Once the records below have been read, copy them all out exactly.

*** Dataset excerpts ***

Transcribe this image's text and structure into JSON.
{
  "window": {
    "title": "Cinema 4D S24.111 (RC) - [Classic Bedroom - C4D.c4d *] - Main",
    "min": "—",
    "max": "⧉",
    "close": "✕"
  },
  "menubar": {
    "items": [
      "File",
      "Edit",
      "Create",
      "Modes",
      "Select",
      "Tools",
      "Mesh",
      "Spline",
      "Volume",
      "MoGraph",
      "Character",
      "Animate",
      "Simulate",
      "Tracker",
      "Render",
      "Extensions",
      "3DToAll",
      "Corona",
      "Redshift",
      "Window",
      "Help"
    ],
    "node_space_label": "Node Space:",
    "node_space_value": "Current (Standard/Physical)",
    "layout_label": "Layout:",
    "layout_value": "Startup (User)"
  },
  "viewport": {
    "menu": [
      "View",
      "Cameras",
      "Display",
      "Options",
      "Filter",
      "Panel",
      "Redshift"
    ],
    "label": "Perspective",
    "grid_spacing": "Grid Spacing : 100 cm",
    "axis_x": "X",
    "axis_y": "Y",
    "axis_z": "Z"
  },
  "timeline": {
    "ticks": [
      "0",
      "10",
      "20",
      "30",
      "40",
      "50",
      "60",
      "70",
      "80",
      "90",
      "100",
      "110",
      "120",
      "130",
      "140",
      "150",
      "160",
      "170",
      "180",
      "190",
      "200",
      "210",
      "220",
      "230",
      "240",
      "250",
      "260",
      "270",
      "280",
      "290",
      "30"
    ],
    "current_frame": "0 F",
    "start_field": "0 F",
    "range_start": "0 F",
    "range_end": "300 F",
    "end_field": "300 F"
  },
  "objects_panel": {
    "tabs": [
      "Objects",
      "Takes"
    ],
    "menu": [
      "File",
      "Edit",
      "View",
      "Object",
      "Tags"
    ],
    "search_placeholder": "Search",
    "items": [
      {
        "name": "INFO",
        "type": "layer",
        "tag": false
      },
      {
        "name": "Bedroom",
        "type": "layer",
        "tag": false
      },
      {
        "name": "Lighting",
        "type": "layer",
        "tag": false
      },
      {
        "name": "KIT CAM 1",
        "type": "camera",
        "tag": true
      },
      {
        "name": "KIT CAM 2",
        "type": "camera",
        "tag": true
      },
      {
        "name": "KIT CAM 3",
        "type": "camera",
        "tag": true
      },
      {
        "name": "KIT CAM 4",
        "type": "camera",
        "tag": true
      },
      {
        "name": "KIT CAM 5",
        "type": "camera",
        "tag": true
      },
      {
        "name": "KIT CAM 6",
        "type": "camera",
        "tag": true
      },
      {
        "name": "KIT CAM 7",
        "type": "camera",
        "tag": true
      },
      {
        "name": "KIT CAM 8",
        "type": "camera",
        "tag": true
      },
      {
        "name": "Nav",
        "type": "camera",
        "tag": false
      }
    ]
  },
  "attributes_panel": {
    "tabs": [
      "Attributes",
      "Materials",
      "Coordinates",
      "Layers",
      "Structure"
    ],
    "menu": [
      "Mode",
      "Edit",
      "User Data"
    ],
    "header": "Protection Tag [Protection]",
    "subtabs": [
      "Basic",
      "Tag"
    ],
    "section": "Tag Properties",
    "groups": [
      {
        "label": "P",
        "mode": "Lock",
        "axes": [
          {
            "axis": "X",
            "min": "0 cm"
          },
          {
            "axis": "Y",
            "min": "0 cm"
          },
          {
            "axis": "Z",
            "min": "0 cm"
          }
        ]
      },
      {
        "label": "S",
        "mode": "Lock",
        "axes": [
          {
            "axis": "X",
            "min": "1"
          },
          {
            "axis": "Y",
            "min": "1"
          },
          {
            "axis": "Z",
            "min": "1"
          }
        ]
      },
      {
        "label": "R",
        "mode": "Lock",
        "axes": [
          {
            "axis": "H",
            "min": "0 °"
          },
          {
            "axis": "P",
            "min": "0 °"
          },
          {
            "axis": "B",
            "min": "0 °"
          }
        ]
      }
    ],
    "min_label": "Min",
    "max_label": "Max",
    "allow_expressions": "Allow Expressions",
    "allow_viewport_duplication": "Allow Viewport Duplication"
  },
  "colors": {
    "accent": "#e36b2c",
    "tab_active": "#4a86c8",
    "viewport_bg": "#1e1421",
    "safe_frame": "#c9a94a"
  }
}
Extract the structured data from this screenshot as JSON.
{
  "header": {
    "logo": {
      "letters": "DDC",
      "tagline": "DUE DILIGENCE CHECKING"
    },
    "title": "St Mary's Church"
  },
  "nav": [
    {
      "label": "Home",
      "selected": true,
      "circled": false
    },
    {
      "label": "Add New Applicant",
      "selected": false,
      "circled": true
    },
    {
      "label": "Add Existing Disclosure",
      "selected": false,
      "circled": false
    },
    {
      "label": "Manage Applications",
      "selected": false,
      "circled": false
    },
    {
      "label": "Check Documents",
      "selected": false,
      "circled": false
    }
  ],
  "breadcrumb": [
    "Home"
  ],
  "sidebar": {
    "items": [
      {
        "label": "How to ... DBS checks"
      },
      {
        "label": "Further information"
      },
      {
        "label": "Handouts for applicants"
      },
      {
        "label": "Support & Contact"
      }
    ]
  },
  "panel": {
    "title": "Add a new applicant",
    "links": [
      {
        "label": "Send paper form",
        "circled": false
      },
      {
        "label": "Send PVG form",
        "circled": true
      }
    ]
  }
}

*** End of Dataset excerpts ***

## Task answer
Transcribe this image's text and structure into JSON.
{
  "window": {
    "title": "Cinema 4D S24.111 (RC) - [Classic Bedroom - C4D.c4d *] - Main",
    "min": "—",
    "max": "⧉",
    "close": "✕"
  },
  "menubar": {
    "items": [
      "File",
      "Edit",
      "Create",
      "Modes",
      "Select",
      "Tools",
      "Mesh",
      "Spline",
      "Volume",
      "MoGraph",
      "Character",
      "Animate",
      "Simulate",
      "Tracker",
      "Render",
      "Extensions",
      "3DToAll",
      "Corona",
      "Redshift",
      "Window",
      "Help"
    ],
    "node_space_label": "Node Space:",
    "node_space_value": "Current (Standard/Physical)",
    "layout_label": "Layout:",
    "layout_value": "Startup (User)"
  },
  "viewport": {
    "menu": [
      "View",
      "Cameras",
      "Display",
      "Options",
      "Filter",
      "Panel",
      "Redshift"
    ],
    "label": "Perspective",
    "grid_spacing": "Grid Spacing : 100 cm",
    "axis_x": "X",
    "axis_y": "Y",
    "axis_z": "Z"
  },
  "timeline": {
    "ticks": [
      "0",
      "10",
      "20",
      "30",
      "40",
      "50",
      "60",
      "70",
      "80",
      "90",
      "100",
      "110",
      "120",
      "130",
      "140",
      "150",
      "160",
      "170",
      "180",
      "190",
      "200",
      "210",
      "220",
      "230",
      "240",
      "250",
      "260",
      "270",
      "280",
      "290",
      "30"
    ],
    "current_frame": "0 F",
    "start_field": "0 F",
    "range_start": "0 F",
    "range_end": "300 F",
    "end_field": "300 F"
  },
  "objects_panel": {
    "tabs": [
      "Objects",
      "Takes"
    ],
    "menu": [
      "File",
      "Edit",
      "View",
      "Object",
      "Tags"
    ],
    "search_placeholder": "Search",
    "items": [
      {
        "name": "INFO",
        "type": "layer",
        "tag": false
      },
      {
        "name": "Bedroom",
        "type": "layer",
        "tag": false
      },
      {
        "name": "Lighting",
        "type": "layer",
        "tag": false
      },
      {
        "name": "KIT CAM 1",
        "type": "camera",
        "tag": true
      },
      {
        "name": "KIT CAM 2",
        "type": "camera",
        "tag": true
      },
      {
        "name": "KIT CAM 3",
        "type": "camera",
        "tag": true
      },
      {
        "name": "KIT CAM 4",
        "type": "camera",
        "tag": true
      },
      {
        "name": "KIT CAM 5",
        "type": "camera",
        "tag": true
      },
      {
        "name": "KIT CAM 6",
        "type": "camera",
        "tag": true
      },
      {
        "name": "KIT CAM 7",
        "type": "camera",
        "tag": true
      },
      {
        "name": "KIT CAM 8",
        "type": "camera",
        "tag": true
      },
      {
        "name": "Nav",
        "type": "camera",
        "tag": false
      }
    ]
  },
  "attributes_panel": {
    "tabs": [
      "Attributes",
      "Materials",
      "Coordinates",
      "Layers",
      "Structure"
    ],
    "menu": [
      "Mode",
      "Edit",
      "User Data"
    ],
    "header": "Protection Tag [Protection]",
    "subtabs": [
      "Basic",
      "Tag"
    ],
    "section": "Tag Properties",
    "groups": [
      {
        "label": "P",
        "mode": "Lock",
        "axes": [
          {
            "axis": "X",
            "min": "0 cm"
          },
          {
            "axis": "Y",
            "min": "0 cm"
          },
          {
            "axis": "Z",
            "min": "0 cm"
          }
        ]
      },
      {
        "label": "S",
        "mode": "Lock",
        "axes": [
          {
            "axis": "X",
            "min": "1"
          },
          {
            "axis": "Y",
            "min": "1"
          },
          {
            "axis": "Z",
            "min": "1"
          }
        ]
      },
      {
        "label": "R",
        "mode": "Lock",
        "axes": [
          {
            "axis": "H",
            "min": "0 °"
          },
          {
            "axis": "P",
            "min": "0 °"
          },
          {
            "axis": "B",
            "min": "0 °"
          }
        ]
      }
    ],
    "min_label": "Min",
    "max_label": "Max",
    "allow_expressions": "Allow Expressions",
    "allow_viewport_duplication": "Allow Viewport Duplication"
  },
  "colors": {
    "accent": "#e36b2c",
    "tab_active": "#4a86c8",
    "viewport_bg": "#1e1421",
    "safe_frame": "#c9a94a"
  }
}
Extract the structured data from this screenshot as JSON.
{
  "header": {
    "logo": {
      "letters": "DDC",
      "tagline": "DUE DILIGENCE CHECKING"
    },
    "title": "St Mary's Church"
  },
  "nav": [
    {
      "label": "Home",
      "selected": true,
      "circled": false
    },
    {
      "label": "Add New Applicant",
      "selected": false,
      "circled": true
    },
    {
      "label": "Add Existing Disclosure",
      "selected": false,
      "circled": false
    },
    {
      "label": "Manage Applications",
      "selected": false,
      "circled": false
    },
    {
      "label": "Check Documents",
      "selected": false,
      "circled": false
    }
  ],
  "breadcrumb": [
    "Home"
  ],
  "sidebar": {
    "items": [
      {
        "label": "How to ... DBS checks"
      },
      {
        "label": "Further information"
      },
      {
        "label": "Handouts for applicants"
      },
      {
        "label": "Support & Contact"
      }
    ]
  },
  "panel": {
    "title": "Add a new applicant",
    "links": [
      {
        "label": "Send paper form",
        "circled": false
      },
      {
        "label": "Send PVG form",
        "circled": true
      }
    ]
  }
}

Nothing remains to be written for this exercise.